IBM, however, says it believes it has a perpetual and irrevocable right to use Unix. Founded in 1985, the FSF is dedicated to promoting free software--meaning software that is distributed in an open-source manner under a license that means it must stay open--and is the coordinator of the GNU project. The operating system known as Linux relies on a wealth of GNU components.

"This is a broad subpoena that effectively asks for every single document about the (General Public License) and enforcement of GPL since 1999. They also demand every document and e-mail that we have exchanged with Linus Torvalds, IBM, and other players in the community," Bradley Kuhn, FSF's executive director, said in a letter written Tuesday and published on the organization's Web site. "In many cases, they are asking for information that is confidential communication between us and our lawyers, or between us and our contributors."

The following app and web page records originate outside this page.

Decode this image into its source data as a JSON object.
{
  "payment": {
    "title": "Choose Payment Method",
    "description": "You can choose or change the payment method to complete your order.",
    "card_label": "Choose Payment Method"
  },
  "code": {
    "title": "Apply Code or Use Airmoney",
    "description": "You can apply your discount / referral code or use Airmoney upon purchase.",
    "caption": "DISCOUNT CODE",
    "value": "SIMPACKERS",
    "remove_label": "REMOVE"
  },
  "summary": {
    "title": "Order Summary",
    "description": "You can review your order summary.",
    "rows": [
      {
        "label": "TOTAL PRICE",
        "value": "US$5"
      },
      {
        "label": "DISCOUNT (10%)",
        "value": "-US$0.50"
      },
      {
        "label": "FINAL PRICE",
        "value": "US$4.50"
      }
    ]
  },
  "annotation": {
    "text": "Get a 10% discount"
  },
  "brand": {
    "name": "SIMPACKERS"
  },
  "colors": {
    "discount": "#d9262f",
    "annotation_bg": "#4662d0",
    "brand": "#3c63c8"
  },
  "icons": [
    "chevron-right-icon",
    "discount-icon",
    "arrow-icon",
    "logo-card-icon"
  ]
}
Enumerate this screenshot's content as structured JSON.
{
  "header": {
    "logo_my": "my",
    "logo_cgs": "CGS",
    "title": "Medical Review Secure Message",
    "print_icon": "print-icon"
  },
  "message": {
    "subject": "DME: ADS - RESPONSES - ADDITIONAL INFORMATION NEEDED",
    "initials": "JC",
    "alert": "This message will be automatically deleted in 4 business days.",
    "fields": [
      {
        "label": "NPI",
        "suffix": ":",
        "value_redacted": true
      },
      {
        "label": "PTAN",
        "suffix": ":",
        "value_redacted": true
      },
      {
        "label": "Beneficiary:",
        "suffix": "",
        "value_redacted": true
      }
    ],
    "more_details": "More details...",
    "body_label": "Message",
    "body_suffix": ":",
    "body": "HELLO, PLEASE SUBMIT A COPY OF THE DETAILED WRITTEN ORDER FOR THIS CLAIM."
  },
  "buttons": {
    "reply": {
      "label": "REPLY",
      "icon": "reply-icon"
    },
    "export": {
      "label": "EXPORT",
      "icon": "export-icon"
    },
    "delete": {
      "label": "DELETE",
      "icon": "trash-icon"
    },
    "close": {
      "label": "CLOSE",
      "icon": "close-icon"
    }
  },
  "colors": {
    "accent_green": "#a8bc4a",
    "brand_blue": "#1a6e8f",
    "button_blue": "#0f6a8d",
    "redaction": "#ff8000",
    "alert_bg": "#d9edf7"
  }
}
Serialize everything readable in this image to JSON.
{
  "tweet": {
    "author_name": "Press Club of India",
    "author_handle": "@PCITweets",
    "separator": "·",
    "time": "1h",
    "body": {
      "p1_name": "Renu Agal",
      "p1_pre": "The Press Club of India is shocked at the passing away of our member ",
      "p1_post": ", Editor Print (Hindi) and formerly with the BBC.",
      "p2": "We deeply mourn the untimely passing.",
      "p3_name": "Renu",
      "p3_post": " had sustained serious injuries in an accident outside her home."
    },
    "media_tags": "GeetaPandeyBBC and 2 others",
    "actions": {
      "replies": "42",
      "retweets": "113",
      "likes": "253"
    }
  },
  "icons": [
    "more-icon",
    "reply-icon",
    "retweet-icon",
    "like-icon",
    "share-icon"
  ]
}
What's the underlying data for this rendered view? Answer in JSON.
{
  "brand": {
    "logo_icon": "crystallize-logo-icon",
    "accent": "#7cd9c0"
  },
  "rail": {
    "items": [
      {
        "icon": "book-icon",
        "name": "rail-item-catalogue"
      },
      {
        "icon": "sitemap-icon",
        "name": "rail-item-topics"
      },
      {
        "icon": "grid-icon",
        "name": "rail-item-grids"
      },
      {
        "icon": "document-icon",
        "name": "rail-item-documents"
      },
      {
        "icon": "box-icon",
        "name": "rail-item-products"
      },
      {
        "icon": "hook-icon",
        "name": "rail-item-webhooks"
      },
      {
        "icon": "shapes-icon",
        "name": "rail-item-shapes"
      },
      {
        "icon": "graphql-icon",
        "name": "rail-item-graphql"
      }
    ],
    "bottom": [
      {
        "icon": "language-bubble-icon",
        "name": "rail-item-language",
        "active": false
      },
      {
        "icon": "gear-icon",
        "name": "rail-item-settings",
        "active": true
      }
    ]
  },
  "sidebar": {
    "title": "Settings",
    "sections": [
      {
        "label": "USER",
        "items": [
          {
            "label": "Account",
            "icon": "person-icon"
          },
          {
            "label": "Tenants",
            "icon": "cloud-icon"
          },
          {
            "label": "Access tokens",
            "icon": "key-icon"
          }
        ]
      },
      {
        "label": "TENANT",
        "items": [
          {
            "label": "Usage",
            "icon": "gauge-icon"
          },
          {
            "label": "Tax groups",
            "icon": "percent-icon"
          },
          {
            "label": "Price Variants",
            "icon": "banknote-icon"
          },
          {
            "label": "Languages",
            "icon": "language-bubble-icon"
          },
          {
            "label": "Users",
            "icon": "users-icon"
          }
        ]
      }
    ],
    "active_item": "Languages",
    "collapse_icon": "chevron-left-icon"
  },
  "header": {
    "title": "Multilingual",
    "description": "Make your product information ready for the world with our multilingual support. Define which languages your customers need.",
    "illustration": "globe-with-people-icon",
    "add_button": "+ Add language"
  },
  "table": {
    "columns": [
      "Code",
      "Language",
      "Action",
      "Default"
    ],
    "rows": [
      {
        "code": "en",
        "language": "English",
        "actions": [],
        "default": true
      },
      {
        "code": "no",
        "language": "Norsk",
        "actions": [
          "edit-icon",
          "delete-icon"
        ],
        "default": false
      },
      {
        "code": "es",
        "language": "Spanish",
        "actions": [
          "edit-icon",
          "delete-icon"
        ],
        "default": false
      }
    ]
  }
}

The FSF's Kuhn added that as SCO's lawsuit against IBM drags on for more than a year, his organization will have to make some tough decisions on how to answer the SCO subpoena and the potential costs involved if his group fights it. The foundation receives the bulk of its funding in contributions from individuals.

CNET's Stephen Shankland contributed to this report.